The last and most interesting column is the fatality effect. It is related to the prediction exercise in Table 1, but is not quite the same, as it estimates the difference using an average of the Indian and comparison age distributions – the prediction effect uses only the Indian age distribution. In line with the prediction effect, the majority of these terms – highlighted in blue – are negative, suggesting that age-adjusted, India is not doing as well as we might think. In fact, it is safe to say that compared to these 17 countries, India has been performing quite poorly.
As an example of how aggregates could hide patterns, consider Japan on August 30. It had a lagged CFR of 3.5%, just a shade higher than India’s number of 3.4% recorded on the same date. But the incidence and fatality effects are both large, each of these differences accounting for close to half the baseline death rates. The incidence effect works in India’s favor – Japan has the older population. But the fatality effect wipes out this advantage almost entirely: what India has in youth, it gives up in age-specific death rates.
Recall that there are other factors that could perhaps explain India’s low CFR, including the possibility of dramatic undercounting of Covid-19 deaths. After viewing these tables, the reader must judge the extent to which the undercounting of deaths is even needed to explain India’s exceptional numbers.
Undercounting may well be present. We have little to say directly about this possibility, as we do not have the data. But Tables 1and 2 together suggest that an undercounting argument need not even be invoked to understand the large discrepancies. India’s Covid-19 experience does not indicate unqualified success, relative to several comparison countries, with or without undercounting. And at the very least, there is reason to believe that an undiscriminating employment of the raw CFR as an indicator of success deserves to be treated with some scepticism.
It seems to be important to assert this when both objective appraisal and fair accountability are threatened by summary indicators of performance that are inadequate or misleading, and when such summary measures are employed to their advantage by politicians and policy-makers.
Minu Philip is a doctoral student in Economics at New York University.
Debraj Ray is Julius Silver Professor in the Faculty of Arts and Science, and Professor of Economics, New York University.
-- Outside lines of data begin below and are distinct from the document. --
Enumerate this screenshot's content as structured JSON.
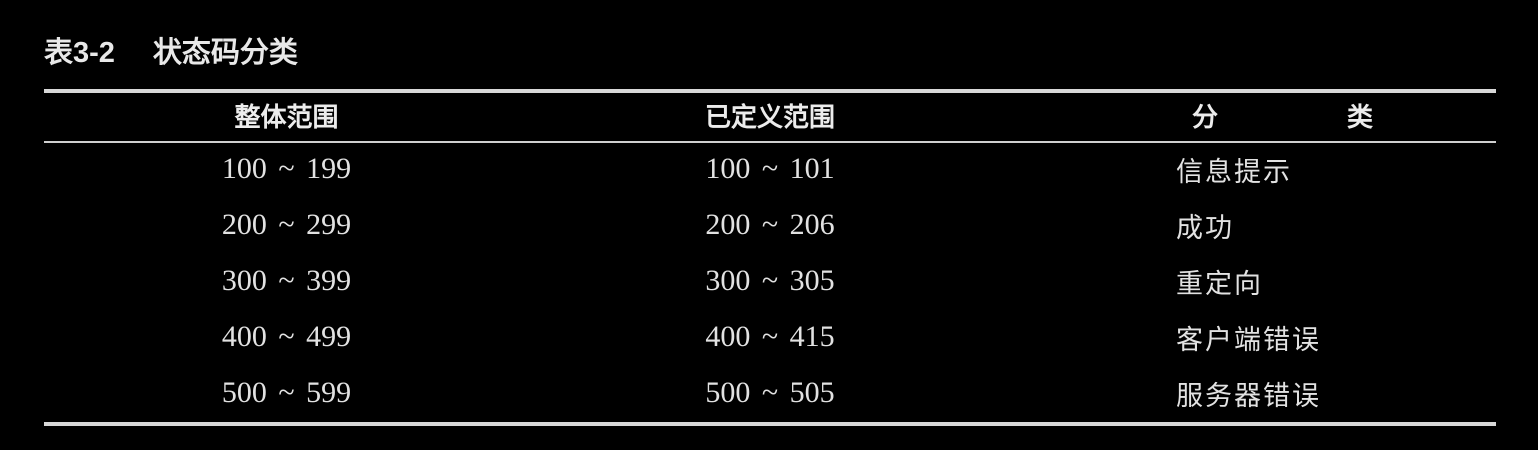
{
  "caption": {
    "number": "表3-2",
    "title": "状态码分类"
  },
  "table": {
    "headers": [
      "整体范围",
      "已定义范围",
      "分 类"
    ],
    "rows": [
      [
        "100 ~ 199",
        "100 ~ 101",
        "信息提示"
      ],
      [
        "200 ~ 299",
        "200 ~ 206",
        "成功"
      ],
      [
        "300 ~ 399",
        "300 ~ 305",
        "重定向"
      ],
      [
        "400 ~ 499",
        "400 ~ 415",
        "客户端错误"
      ],
      [
        "500 ~ 599",
        "500 ~ 505",
        "服务器错误"
      ]
    ]
  }
}
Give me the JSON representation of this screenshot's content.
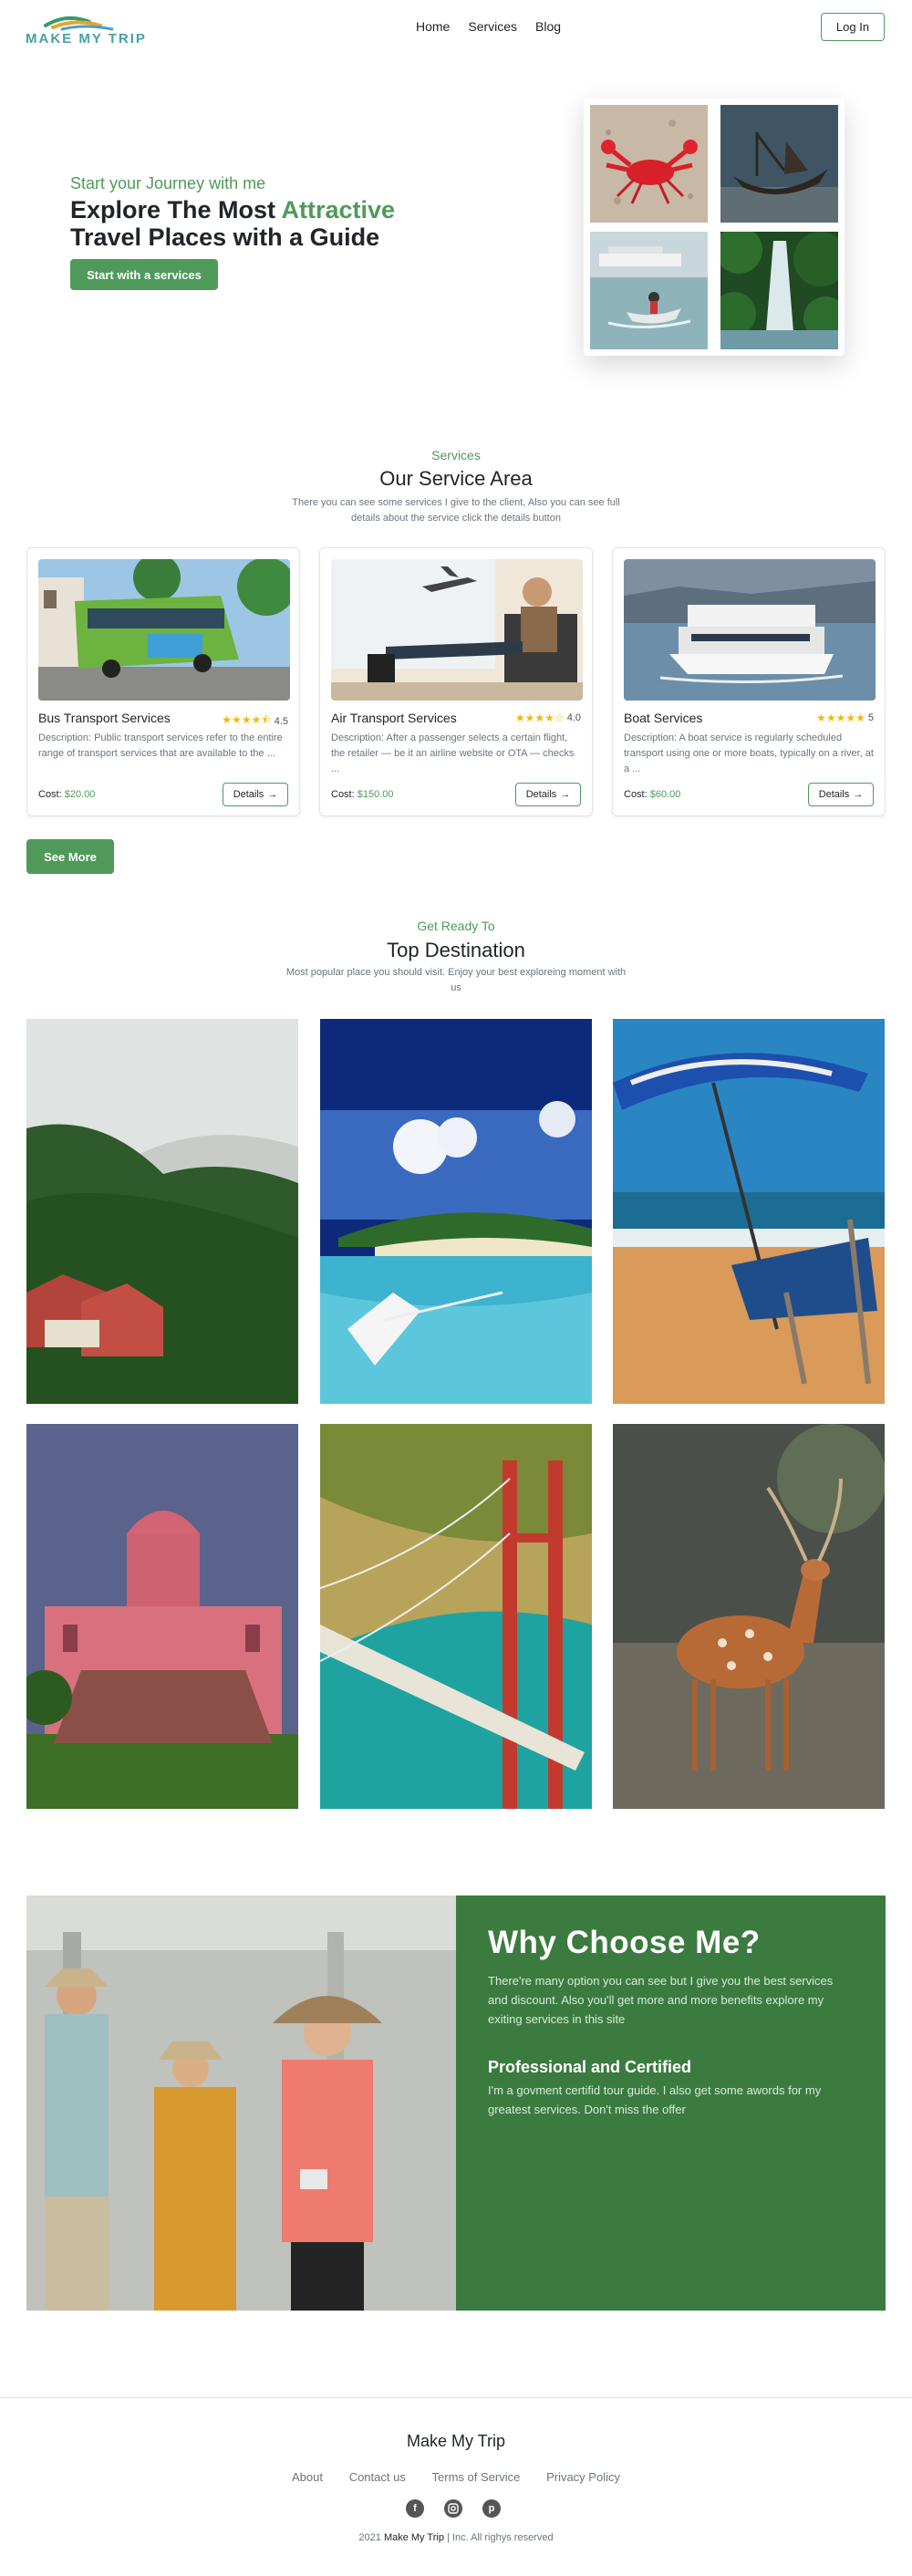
{
  "brand": {
    "logo_text": "MAKE MY TRIP"
  },
  "nav": {
    "links": [
      "Home",
      "Services",
      "Blog"
    ],
    "login_label": "Log In"
  },
  "hero": {
    "subtitle": "Start your Journey with me",
    "title_part1": "Explore The Most ",
    "title_accent": "Attractive",
    "title_part2": "Travel Places with a Guide",
    "cta_label": "Start with a services"
  },
  "services": {
    "kicker": "Services",
    "title": "Our Service Area",
    "description": "There you can see some services I give to the client, Also you can see full details about the service click the details button",
    "cards": [
      {
        "title": "Bus Transport Services",
        "rating": "4.5",
        "stars": "★★★★⯪",
        "description": "Description: Public transport services refer to the entire range of transport services that are available to the ...",
        "cost_label": "Cost:",
        "price": "$20.00",
        "details_label": "Details"
      },
      {
        "title": "Air Transport Services",
        "rating": "4.0",
        "stars": "★★★★☆",
        "description": "Description: After a passenger selects a certain flight, the retailer — be it an airline website or OTA — checks ...",
        "cost_label": "Cost:",
        "price": "$150.00",
        "details_label": "Details"
      },
      {
        "title": "Boat Services",
        "rating": "5",
        "stars": "★★★★★",
        "description": "Description: A boat service is regularly scheduled transport using one or more boats, typically on a river, at a ...",
        "cost_label": "Cost:",
        "price": "$60.00",
        "details_label": "Details"
      }
    ],
    "see_more_label": "See More"
  },
  "destinations": {
    "kicker": "Get Ready To",
    "title": "Top Destination",
    "description": "Most popular place you should visit. Enjoy your best exploreing moment with us"
  },
  "why": {
    "title": "Why Choose Me?",
    "description": "There're many option you can see but I give you the best services and discount. Also you'll get more and more benefits explore my exiting services in this site",
    "subtitle": "Professional and Certified",
    "sub_description": "I'm a govment certifid tour guide. I also get some awords for my greatest services. Don't miss the offer"
  },
  "footer": {
    "title": "Make My Trip",
    "links": [
      "About",
      "Contact us",
      "Terms of Service",
      "Privacy Policy"
    ],
    "social_icons": [
      "facebook-icon",
      "instagram-icon",
      "pinterest-icon"
    ],
    "copy_year": "2021",
    "copy_brand": "Make My Trip",
    "copy_rest": "| Inc. All righys reserved"
  },
  "colors": {
    "accent": "#4f9a5b",
    "why_panel": "#3b7b40",
    "star": "#f5b800"
  }
}
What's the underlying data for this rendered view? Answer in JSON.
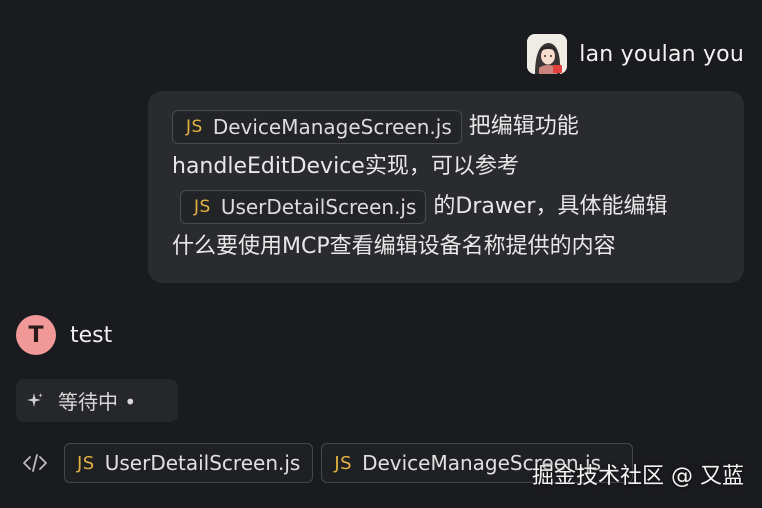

S. Subramanian, who lives and works in Chennai, is a former professor of the Madras Institute of Development Studies.
This article has been published in collaboration with Ideas for India.